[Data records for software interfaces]

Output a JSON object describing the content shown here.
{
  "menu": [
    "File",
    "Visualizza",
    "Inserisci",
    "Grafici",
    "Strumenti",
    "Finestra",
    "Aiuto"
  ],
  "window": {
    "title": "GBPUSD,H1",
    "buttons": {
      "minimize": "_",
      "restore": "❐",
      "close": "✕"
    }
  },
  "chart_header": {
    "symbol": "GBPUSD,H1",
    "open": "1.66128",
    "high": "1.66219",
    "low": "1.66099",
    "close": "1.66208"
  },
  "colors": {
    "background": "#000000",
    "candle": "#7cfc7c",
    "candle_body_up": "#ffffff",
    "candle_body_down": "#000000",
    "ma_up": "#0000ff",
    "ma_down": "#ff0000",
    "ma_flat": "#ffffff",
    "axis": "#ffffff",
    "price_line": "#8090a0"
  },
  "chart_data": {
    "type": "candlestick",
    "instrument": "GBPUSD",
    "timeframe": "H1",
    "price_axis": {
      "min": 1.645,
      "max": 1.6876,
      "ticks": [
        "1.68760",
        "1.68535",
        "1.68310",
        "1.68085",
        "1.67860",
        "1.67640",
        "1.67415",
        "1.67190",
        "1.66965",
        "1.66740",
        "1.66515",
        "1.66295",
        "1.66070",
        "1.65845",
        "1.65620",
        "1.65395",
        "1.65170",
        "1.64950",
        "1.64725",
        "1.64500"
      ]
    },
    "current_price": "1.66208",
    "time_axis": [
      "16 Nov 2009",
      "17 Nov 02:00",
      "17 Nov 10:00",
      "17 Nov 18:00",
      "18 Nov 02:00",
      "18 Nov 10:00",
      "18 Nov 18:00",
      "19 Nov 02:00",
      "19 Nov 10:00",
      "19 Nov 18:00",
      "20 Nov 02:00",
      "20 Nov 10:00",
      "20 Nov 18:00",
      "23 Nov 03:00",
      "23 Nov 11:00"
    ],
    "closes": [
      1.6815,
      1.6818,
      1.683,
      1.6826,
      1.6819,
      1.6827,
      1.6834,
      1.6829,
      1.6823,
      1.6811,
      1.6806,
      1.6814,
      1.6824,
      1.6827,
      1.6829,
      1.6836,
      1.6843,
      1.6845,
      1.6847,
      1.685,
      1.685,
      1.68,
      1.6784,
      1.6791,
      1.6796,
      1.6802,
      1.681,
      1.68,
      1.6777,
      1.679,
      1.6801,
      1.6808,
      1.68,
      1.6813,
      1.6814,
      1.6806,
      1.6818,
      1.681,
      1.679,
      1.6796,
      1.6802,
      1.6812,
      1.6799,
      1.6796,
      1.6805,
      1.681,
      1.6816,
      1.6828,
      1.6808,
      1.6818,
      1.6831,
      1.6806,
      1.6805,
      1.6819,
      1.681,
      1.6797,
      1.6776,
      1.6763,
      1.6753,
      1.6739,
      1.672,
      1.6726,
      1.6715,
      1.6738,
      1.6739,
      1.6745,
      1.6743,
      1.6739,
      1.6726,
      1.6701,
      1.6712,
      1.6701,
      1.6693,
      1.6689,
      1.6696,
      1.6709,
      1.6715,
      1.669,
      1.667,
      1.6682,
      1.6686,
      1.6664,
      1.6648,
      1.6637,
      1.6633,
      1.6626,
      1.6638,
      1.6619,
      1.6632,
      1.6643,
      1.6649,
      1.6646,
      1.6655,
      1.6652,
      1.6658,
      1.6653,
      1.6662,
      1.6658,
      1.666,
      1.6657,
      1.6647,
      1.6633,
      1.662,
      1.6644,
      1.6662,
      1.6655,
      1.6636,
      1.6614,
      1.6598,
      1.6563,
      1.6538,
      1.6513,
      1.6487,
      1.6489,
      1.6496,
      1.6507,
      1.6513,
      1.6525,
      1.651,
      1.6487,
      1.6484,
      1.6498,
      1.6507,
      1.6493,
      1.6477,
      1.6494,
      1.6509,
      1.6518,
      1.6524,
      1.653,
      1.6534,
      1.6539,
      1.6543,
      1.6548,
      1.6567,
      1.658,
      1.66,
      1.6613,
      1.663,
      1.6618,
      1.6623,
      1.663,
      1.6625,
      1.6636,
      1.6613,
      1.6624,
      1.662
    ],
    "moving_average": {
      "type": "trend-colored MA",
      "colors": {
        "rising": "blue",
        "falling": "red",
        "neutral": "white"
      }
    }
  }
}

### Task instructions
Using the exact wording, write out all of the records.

### Written answer
Output a JSON object describing the content shown here.
{
  "menu": [
    "File",
    "Visualizza",
    "Inserisci",
    "Grafici",
    "Strumenti",
    "Finestra",
    "Aiuto"
  ],
  "window": {
    "title": "GBPUSD,H1",
    "buttons": {
      "minimize": "_",
      "restore": "❐",
      "close": "✕"
    }
  },
  "chart_header": {
    "symbol": "GBPUSD,H1",
    "open": "1.66128",
    "high": "1.66219",
    "low": "1.66099",
    "close": "1.66208"
  },
  "colors": {
    "background": "#000000",
    "candle": "#7cfc7c",
    "candle_body_up": "#ffffff",
    "candle_body_down": "#000000",
    "ma_up": "#0000ff",
    "ma_down": "#ff0000",
    "ma_flat": "#ffffff",
    "axis": "#ffffff",
    "price_line": "#8090a0"
  },
  "chart_data": {
    "type": "candlestick",
    "instrument": "GBPUSD",
    "timeframe": "H1",
    "price_axis": {
      "min": 1.645,
      "max": 1.6876,
      "ticks": [
        "1.68760",
        "1.68535",
        "1.68310",
        "1.68085",
        "1.67860",
        "1.67640",
        "1.67415",
        "1.67190",
        "1.66965",
        "1.66740",
        "1.66515",
        "1.66295",
        "1.66070",
        "1.65845",
        "1.65620",
        "1.65395",
        "1.65170",
        "1.64950",
        "1.64725",
        "1.64500"
      ]
    },
    "current_price": "1.66208",
    "time_axis": [
      "16 Nov 2009",
      "17 Nov 02:00",
      "17 Nov 10:00",
      "17 Nov 18:00",
      "18 Nov 02:00",
      "18 Nov 10:00",
      "18 Nov 18:00",
      "19 Nov 02:00",
      "19 Nov 10:00",
      "19 Nov 18:00",
      "20 Nov 02:00",
      "20 Nov 10:00",
      "20 Nov 18:00",
      "23 Nov 03:00",
      "23 Nov 11:00"
    ],
    "closes": [
      1.6815,
      1.6818,
      1.683,
      1.6826,
      1.6819,
      1.6827,
      1.6834,
      1.6829,
      1.6823,
      1.6811,
      1.6806,
      1.6814,
      1.6824,
      1.6827,
      1.6829,
      1.6836,
      1.6843,
      1.6845,
      1.6847,
      1.685,
      1.685,
      1.68,
      1.6784,
      1.6791,
      1.6796,
      1.6802,
      1.681,
      1.68,
      1.6777,
      1.679,
      1.6801,
      1.6808,
      1.68,
      1.6813,
      1.6814,
      1.6806,
      1.6818,
      1.681,
      1.679,
      1.6796,
      1.6802,
      1.6812,
      1.6799,
      1.6796,
      1.6805,
      1.681,
      1.6816,
      1.6828,
      1.6808,
      1.6818,
      1.6831,
      1.6806,
      1.6805,
      1.6819,
      1.681,
      1.6797,
      1.6776,
      1.6763,
      1.6753,
      1.6739,
      1.672,
      1.6726,
      1.6715,
      1.6738,
      1.6739,
      1.6745,
      1.6743,
      1.6739,
      1.6726,
      1.6701,
      1.6712,
      1.6701,
      1.6693,
      1.6689,
      1.6696,
      1.6709,
      1.6715,
      1.669,
      1.667,
      1.6682,
      1.6686,
      1.6664,
      1.6648,
      1.6637,
      1.6633,
      1.6626,
      1.6638,
      1.6619,
      1.6632,
      1.6643,
      1.6649,
      1.6646,
      1.6655,
      1.6652,
      1.6658,
      1.6653,
      1.6662,
      1.6658,
      1.666,
      1.6657,
      1.6647,
      1.6633,
      1.662,
      1.6644,
      1.6662,
      1.6655,
      1.6636,
      1.6614,
      1.6598,
      1.6563,
      1.6538,
      1.6513,
      1.6487,
      1.6489,
      1.6496,
      1.6507,
      1.6513,
      1.6525,
      1.651,
      1.6487,
      1.6484,
      1.6498,
      1.6507,
      1.6493,
      1.6477,
      1.6494,
      1.6509,
      1.6518,
      1.6524,
      1.653,
      1.6534,
      1.6539,
      1.6543,
      1.6548,
      1.6567,
      1.658,
      1.66,
      1.6613,
      1.663,
      1.6618,
      1.6623,
      1.663,
      1.6625,
      1.6636,
      1.6613,
      1.6624,
      1.662
    ],
    "moving_average": {
      "type": "trend-colored MA",
      "colors": {
        "rising": "blue",
        "falling": "red",
        "neutral": "white"
      }
    }
  }
}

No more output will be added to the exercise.